AUSTIN, Texas -- Johnathan Gray has been turning heads for years.
There are the double takes from the adoring hordes. Not to mention the whiplash for those who have tried to stop him.
But it was something not involving the football, a carry or even a touchdown that
made Texas' Mason Walters stop and take notice.
"You go by the film room and you see him in there," the junior lineman said. "You go by the weight room and you see him in there. You are like, 'All right, I see.'
"It's going to be important to him and he wants to be good. The thing you worry about is out of high school, any time some kid comes in highly touted, you're sitting back thinking, 'OK it's going to get to him.' That's not with Gray. He only wants to be as good as he can be and is not worried about anyone else's expectations."
That doesn't mean there aren't expectations. Gray came into the Longhorns program as the top running back in the nation. Through four years at Aledo (Texas) High, Gray rushed for 10,889 yards, had 189 TDs, another 16 scores on receptions, and helped the team to three consecutive state titles.
"You can tell he's going to be good," said Texas safety Kenny Vaccaro.
Yeah, no kidding.
But what is hard to pinpoint now is just how quickly Gray might become good at this level. Or whether he is going to get the carries required to be good.
Malcolm Brown and Joe Bergeron are both back for Texas. They were the team's No. 1 and No. 2 rushers a year ago, respectively. As Gray comes into the fold the worry is that Texas will not have enough carries to satisfy the three backs.
It's not a worry for Texas coach Mack Brown. He only needs to point to the 2011 Missouri game. Texas went into that game with three running backs on the sidelines. Two, Brown and Bergeron, were unable to go because of nagging injuries. The third, Fozzy Whittaker, was injured in the first quarter.
The Texas run game, which had flourished in the two previous weeks, floundered down the stretch as did the Longhorns who lost three of their last four regular season games.
So Mack Brown has no issues with the depth of talent or the worry of splitting carries. Neither do others, like quarterback Case McCoy. Instead, like most, he is curious to see how it will work.
"We've got three of the best running backs, not just in the Big 12, but in the country," McCoy said. "With having the three of them in the same room it's going to be interesting how we make it work."
"We all trust and we all know that we are going to find a way to make it work."

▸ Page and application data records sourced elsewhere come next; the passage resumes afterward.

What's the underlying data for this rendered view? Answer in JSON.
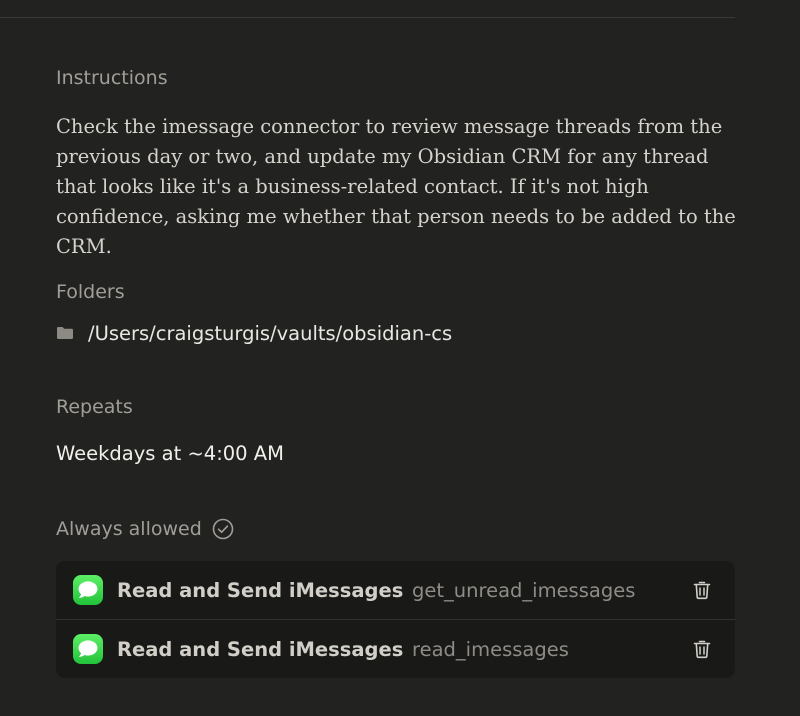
{
  "instructions": {
    "label": "Instructions",
    "text": "Check the imessage connector to review message threads from the previous day or two, and update my Obsidian CRM for any thread that looks like it's a business-related contact. If it's not high confidence, asking me whether that person needs to be added to the CRM."
  },
  "folders": {
    "label": "Folders",
    "icon": "folder-icon",
    "items": [
      {
        "path": "/Users/craigsturgis/vaults/obsidian-cs"
      }
    ]
  },
  "repeats": {
    "label": "Repeats",
    "value": "Weekdays at ~4:00 AM"
  },
  "always_allowed": {
    "label": "Always allowed",
    "icon": "check-circle-icon",
    "items": [
      {
        "app_icon": "imessage-icon",
        "name": "Read and Send iMessages",
        "tool": "get_unread_imessages",
        "action_icon": "trash-icon"
      },
      {
        "app_icon": "imessage-icon",
        "name": "Read and Send iMessages",
        "tool": "read_imessages",
        "action_icon": "trash-icon"
      }
    ]
  },
  "colors": {
    "background": "#222221",
    "card": "#191918",
    "muted_text": "#a19e97",
    "imessage_green": "#34c759"
  }
}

It will only work if the trio of running backs do something none of them has done before -- give up carries. Even last year, Malcolm Brown was far and away the workhorse of the running game. He had 100 more carries than Bergeron, 172 to 72. (Gray carried the ball 1,218 times in high school. Or about 20 times per game over four years.)
In all, Texas had 589 rushes last year -- 62 percent of the plays from scrimmage. Mack Brown is adamant about the offense being more balanced and as such would like the running game to only be about 50 to 55 percent of the offense. If he gets his wish, and that is a big if at this point, that means the number of rushes will probably not exceed last year's total.
Running backs accounted for 442 rushes in 2011.
So it is plausible that there are about 400 carries available for Brown, Bergeron and Gray. There could be more or less depending on Hills' role, how may quarterback rushers there are and the role of the fullback as well as other various speed sweeps performed by Daje Johnson, Marquise Goodwin and D.J. Monroe, who had 48 touches in 2011.
Given those numbers (and assuming Texas plays 13 games), there should be an average of 31 carries per game available for the trio of backs. Gray could also get a few more touches through the passing game. He at least appears more adept at catching the ball out of the backfield than Brown and Bergeron. Those two combined for three receptions in 2011.
All that math adds up to one thing -- egos will have to be put aside. That is the message already being preached by the veteran offensive players.
"It's not just individually how many carries can I get," McCoy said about the running backs. "It's more of a team goal and we're looking forward to the outcome in the long run."
It appears that is what Gray is in this for -- the long run. According to his father, James, the freshman doesn't need 20 carries a game as a freshman to be satisfied.
"This first year I am hoping for somewhere in the range of 10-15 [carries per game], if that," James Gray said.
A manageable start and humble approach. That seems fitting for the freshman who has already begun to turn the heads of the Longhorns veterans.
"You see some good things with him," Walters said.